She’s jettisoned her earlier disappointment of having committed to a new career only to have it replaced by an expectation that she suddenly pull a handful of FKTs and DIYs out of her content creation backup plan (remember, she didn’t have one). Yet, she hasn’t eschewed community engagement altogether.
In January, Rockwell started a channel on the voice-messaging platform Discord for women-identifying riders called ‘Fast Friends.’ The objective wasn’t to hand out advice or issue goals-based challenges. Rockwell said that she just wanted to encourage non-judgmental conversation focused on bikes.

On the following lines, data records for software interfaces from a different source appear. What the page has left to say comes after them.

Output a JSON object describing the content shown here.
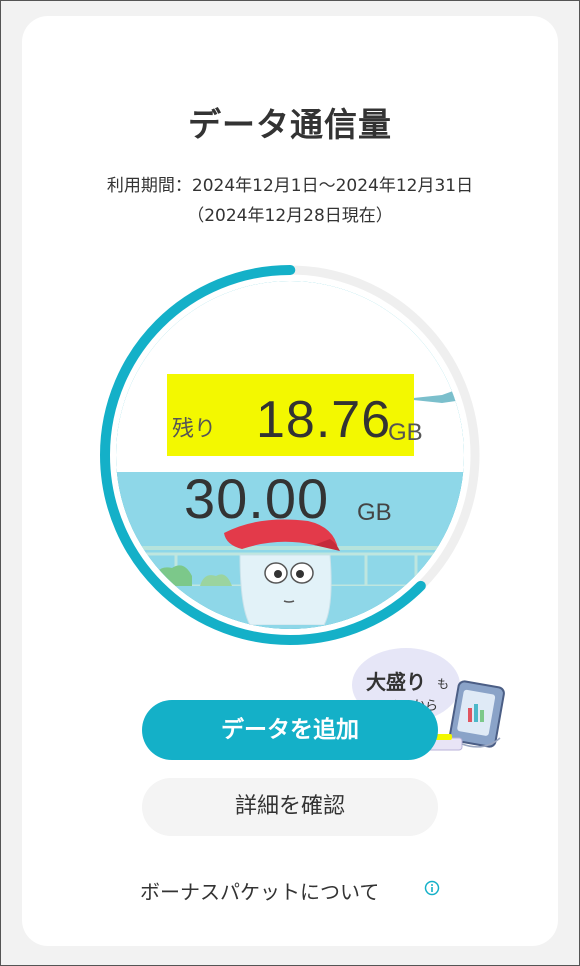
{
  "page": {
    "title": "データ通信量",
    "period_line1": "利用期間：2024年12月1日〜2024年12月31日",
    "period_line2": "（2024年12月28日現在）"
  },
  "gauge": {
    "remaining_label": "残り",
    "remaining_value": "18.76",
    "remaining_unit": "GB",
    "total_value": "30.00",
    "total_unit": "GB",
    "remaining_fraction": 0.625,
    "colors": {
      "accent": "#14b0c8",
      "track": "#efefef",
      "highlight": "#f3f800",
      "sky": "#8ed7e8"
    }
  },
  "promo": {
    "main": "大盛り",
    "suffix": "も",
    "sub": "コチラから"
  },
  "actions": {
    "add_data": "データを追加",
    "details": "詳細を確認",
    "bonus_packet": "ボーナスパケットについて"
  },
  "icons": {
    "info": "info-icon",
    "mascot": "mascot-icon",
    "phone": "phone-icon"
  }
}
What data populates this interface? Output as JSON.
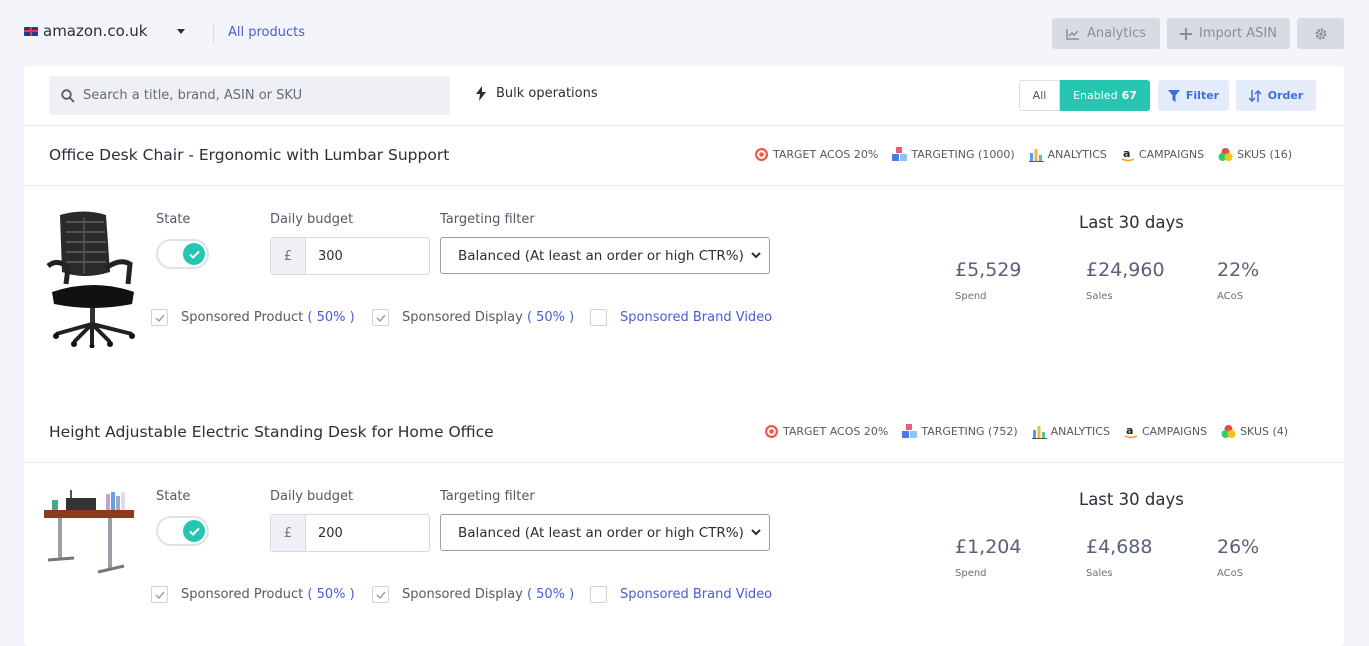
{
  "header": {
    "marketplace": "amazon.co.uk",
    "all_products": "All products",
    "analytics_label": "Analytics",
    "import_label": "Import ASIN"
  },
  "toolbar": {
    "search_placeholder": "Search a title, brand, ASIN or SKU",
    "bulk_label": "Bulk operations",
    "filter_all": "All",
    "filter_enabled": "Enabled",
    "enabled_count": "67",
    "filter_label": "Filter",
    "order_label": "Order"
  },
  "labels": {
    "state": "State",
    "daily_budget": "Daily budget",
    "targeting_filter": "Targeting filter",
    "last_30_days": "Last 30 days",
    "spend": "Spend",
    "sales": "Sales",
    "acos": "ACoS",
    "sponsored_product": "Sponsored Product",
    "sponsored_display": "Sponsored Display",
    "sponsored_brand_video": "Sponsored Brand Video",
    "target_acos": "TARGET ACOS 20%",
    "analytics_tag": "ANALYTICS",
    "campaigns_tag": "CAMPAIGNS",
    "currency": "£"
  },
  "products": [
    {
      "title": "Office Desk Chair - Ergonomic with Lumbar Support",
      "targeting": "TARGETING (1000)",
      "skus": "SKUS (16)",
      "enabled": true,
      "budget": "300",
      "targeting_filter": "Balanced (At least an order or high CTR%)",
      "sp_pct": "( 50% )",
      "sd_pct": "( 50% )",
      "sp_checked": true,
      "sd_checked": true,
      "sbv_checked": false,
      "spend": "£5,529",
      "sales": "£24,960",
      "acos": "22%"
    },
    {
      "title": "Height Adjustable Electric Standing Desk for Home Office",
      "targeting": "TARGETING (752)",
      "skus": "SKUS (4)",
      "enabled": true,
      "budget": "200",
      "targeting_filter": "Balanced (At least an order or high CTR%)",
      "sp_pct": "( 50% )",
      "sd_pct": "( 50% )",
      "sp_checked": true,
      "sd_checked": true,
      "sbv_checked": false,
      "spend": "£1,204",
      "sales": "£4,688",
      "acos": "26%"
    }
  ],
  "colors": {
    "accent": "#26c6b1",
    "link": "#4a5bd4",
    "filter_blue": "#3d6fe0"
  }
}
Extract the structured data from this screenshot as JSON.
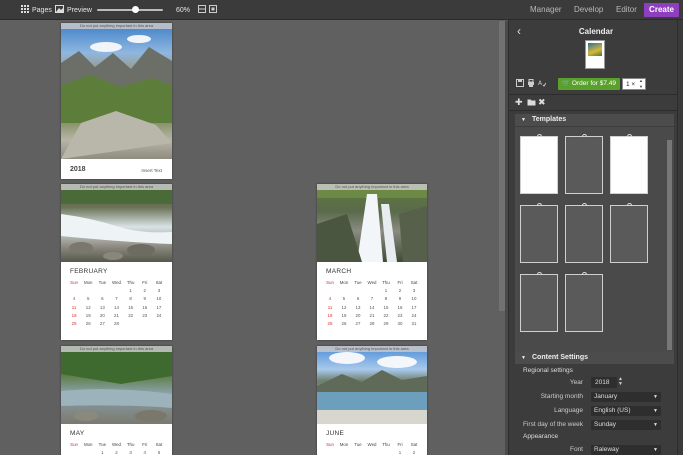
{
  "toolbar": {
    "pages_label": "Pages",
    "preview_label": "Preview",
    "zoom_value": "60%",
    "zoom_level": 0.6,
    "modes": [
      "Manager",
      "Develop",
      "Editor"
    ],
    "create_label": "Create",
    "accent_color": "#8e3fbf"
  },
  "canvas": {
    "warning_text": "Do not put anything important in this area",
    "cover": {
      "year": "2018",
      "insert_text": "Insert Text"
    },
    "weekdays": [
      "Sun",
      "Mon",
      "Tue",
      "Wed",
      "Thu",
      "Fri",
      "Sat"
    ],
    "february": {
      "name": "FEBRUARY",
      "days": [
        "",
        "",
        "",
        "",
        "1",
        "2",
        "3",
        "4",
        "5",
        "6",
        "7",
        "8",
        "9",
        "10",
        "11",
        "12",
        "13",
        "14",
        "15",
        "16",
        "17",
        "18",
        "19",
        "20",
        "21",
        "22",
        "23",
        "24",
        "25",
        "26",
        "27",
        "28",
        "",
        "",
        ""
      ]
    },
    "march": {
      "name": "MARCH",
      "days": [
        "",
        "",
        "",
        "",
        "1",
        "2",
        "3",
        "4",
        "5",
        "6",
        "7",
        "8",
        "9",
        "10",
        "11",
        "12",
        "13",
        "14",
        "15",
        "16",
        "17",
        "18",
        "19",
        "20",
        "21",
        "22",
        "23",
        "24",
        "25",
        "26",
        "27",
        "28",
        "29",
        "30",
        "31"
      ]
    },
    "may": {
      "name": "MAY",
      "days_row1": [
        "",
        "",
        "1",
        "2",
        "3",
        "4",
        "5"
      ]
    },
    "june": {
      "name": "JUNE",
      "days_row1": [
        "",
        "",
        "",
        "",
        "",
        "1",
        "2"
      ]
    }
  },
  "panel": {
    "title": "Calendar",
    "order_label": "Order for $7.49",
    "quantity": "1 ×",
    "templates_title": "Templates",
    "content_settings_title": "Content Settings",
    "regional_settings_label": "Regional settings",
    "fields": {
      "year_label": "Year",
      "year_value": "2018",
      "starting_month_label": "Starting month",
      "starting_month_value": "January",
      "language_label": "Language",
      "language_value": "English (US)",
      "first_day_label": "First day of the week",
      "first_day_value": "Sunday",
      "appearance_label": "Appearance",
      "font_label": "Font",
      "font_value": "Raleway"
    },
    "order_color": "#5aa02c"
  }
}
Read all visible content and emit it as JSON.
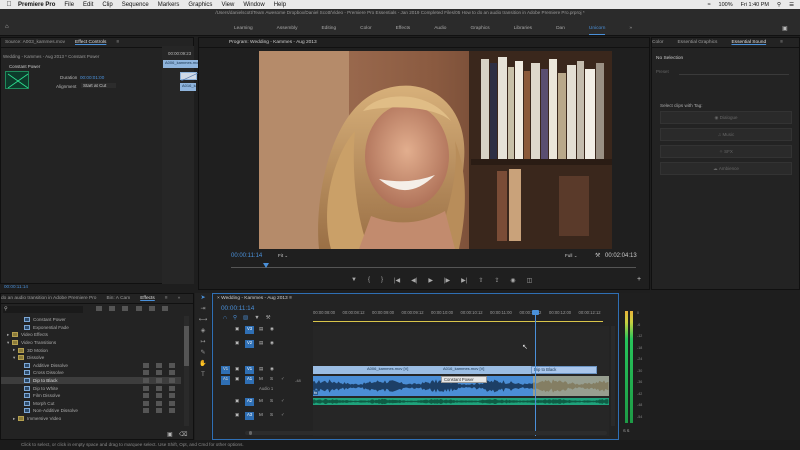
{
  "menubar": {
    "app_name": "Premiere Pro",
    "items": [
      "File",
      "Edit",
      "Clip",
      "Sequence",
      "Markers",
      "Graphics",
      "View",
      "Window",
      "Help"
    ],
    "status_right": [
      "100%",
      "Fri 1:40 PM"
    ]
  },
  "window": {
    "path": "/Users/danielscott/Team Awesome Dropbox/Daniel Scott/Video - Premiere Pro Essentials - Jan 2019 Completed Files/05 How to do an audio transition in Adobe Premiere Pro.prproj *",
    "workspaces": [
      "Learning",
      "Assembly",
      "Editing",
      "Color",
      "Effects",
      "Audio",
      "Graphics",
      "Libraries",
      "Dan",
      "Unicorn"
    ],
    "active_workspace": "Unicorn"
  },
  "source_panel": {
    "tabs": [
      "Source: A003_kammes.mov",
      "Effect Controls"
    ],
    "active_tab": "Effect Controls",
    "clip_label": "Wedding - Kammes - Aug 2013 * Constant Power",
    "effect_name": "Constant Power",
    "duration_label": "Duration",
    "duration_value": "00:00:01:00",
    "alignment_label": "Alignment",
    "alignment_value": "Start at Cut",
    "ruler_time": "00:00:09:23",
    "clip_a": "A006_kammes.mov",
    "clip_b": "A016_kammes",
    "timecode": "00:00:11:14"
  },
  "program_monitor": {
    "title": "Program: Wedding - Kammes - Aug 2013",
    "timecode": "00:00:11:14",
    "fit": "Fit",
    "quality": "Full",
    "duration": "00:02:04:13"
  },
  "right_panel": {
    "tabs": [
      "Color",
      "Essential Graphics",
      "Essential Sound"
    ],
    "active_tab": "Essential Sound",
    "no_selection": "No Selection",
    "preset_label": "Preset",
    "hint": "Select clips with Tag:",
    "buttons": [
      "Dialogue",
      "Music",
      "SFX",
      "Ambience"
    ]
  },
  "project_panel": {
    "tabs": [
      "do an audio transition in Adobe Premiere Pro",
      "Bin: A Cam",
      "Effects"
    ],
    "active_tab": "Effects",
    "items": [
      {
        "label": "Constant Power",
        "indent": 2,
        "type": "fx"
      },
      {
        "label": "Exponential Fade",
        "indent": 2,
        "type": "fx"
      },
      {
        "label": "Video Effects",
        "indent": 0,
        "type": "folder"
      },
      {
        "label": "Video Transitions",
        "indent": 0,
        "type": "folder-open"
      },
      {
        "label": "3D Motion",
        "indent": 1,
        "type": "folder"
      },
      {
        "label": "Dissolve",
        "indent": 1,
        "type": "folder-open"
      },
      {
        "label": "Additive Dissolve",
        "indent": 2,
        "type": "fx"
      },
      {
        "label": "Cross Dissolve",
        "indent": 2,
        "type": "fx"
      },
      {
        "label": "Dip to Black",
        "indent": 2,
        "type": "fx",
        "selected": true
      },
      {
        "label": "Dip to White",
        "indent": 2,
        "type": "fx"
      },
      {
        "label": "Film Dissolve",
        "indent": 2,
        "type": "fx"
      },
      {
        "label": "Morph Cut",
        "indent": 2,
        "type": "fx"
      },
      {
        "label": "Non-Additive Dissolve",
        "indent": 2,
        "type": "fx"
      },
      {
        "label": "Immersive Video",
        "indent": 1,
        "type": "folder"
      }
    ]
  },
  "timeline": {
    "title": "Wedding - Kammes - Aug 2013",
    "timecode": "00:00:11:14",
    "ruler": [
      "00:00:08:00",
      "00:00:08:12",
      "00:00:09:00",
      "00:00:09:12",
      "00:00:10:00",
      "00:00:10:12",
      "00:00:11:00",
      "00:00:11:12",
      "00:00:12:00",
      "00:00:12:12"
    ],
    "tracks": [
      "V3",
      "V2",
      "V1",
      "A1",
      "A2",
      "A3"
    ],
    "track_name_a1": "Audio 1",
    "clip_v1_a": "A006_kammes.mov [V]",
    "clip_v1_b": "A016_kammes.mov [V]",
    "transition_video": "Dip to Black",
    "transition_audio": "Constant Power",
    "level_min": "-48",
    "meter_db": [
      "0",
      "-6",
      "-12",
      "-18",
      "-24",
      "-30",
      "-36",
      "-42",
      "-48",
      "-54"
    ]
  },
  "status": {
    "text": "Click to select, or click in empty space and drag to marquee select. Use Shift, Opt, and Cmd for other options."
  },
  "colors": {
    "accent": "#4a90d9",
    "video_clip": "#8fb4dc",
    "audio_clip": "#4b8ed6",
    "audio_a2": "#1fa37c",
    "playhead": "#4a90d9",
    "workarea": "#d9c54a"
  }
}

“I do think that the lack of information sharing between women in cycling at this point is such a hurdle,” she said. “On Discord, it’s like, ‘just talk to me. I’m seriously no different than you and probably in 50 percent of cases, less experienced than you.'”
On Discord, Rockwell can embrace her position as a professional — and she frequently gives away kit and bike parts — as well as find people to ride with, or learn nutrition strategies from. It’s a positive spin on something that used to be distressing: Rockwell isn’t a retiree from the World Tour; she’s a gravel newbie.
As far as the return to racing is concerned, Rockwell is taking a similar approach. Yes, she was forced into a temporary “pseudo-retirement” after she’d really only just earned her first paycheck, but it’s as if everything that happened subsequently — the social media shitstorm, Rockwell’s realization that she could catalyze conversation among women riders and her continued love of riding her bike — has fired her up even more.
“I think if anything has kept me sane through this it’s this belief I hold that I haven’t even seen the tip of the iceberg in my potential,” she said. “Basically I see leagues of improvement for every single aspect of the bike if I just apply myself.”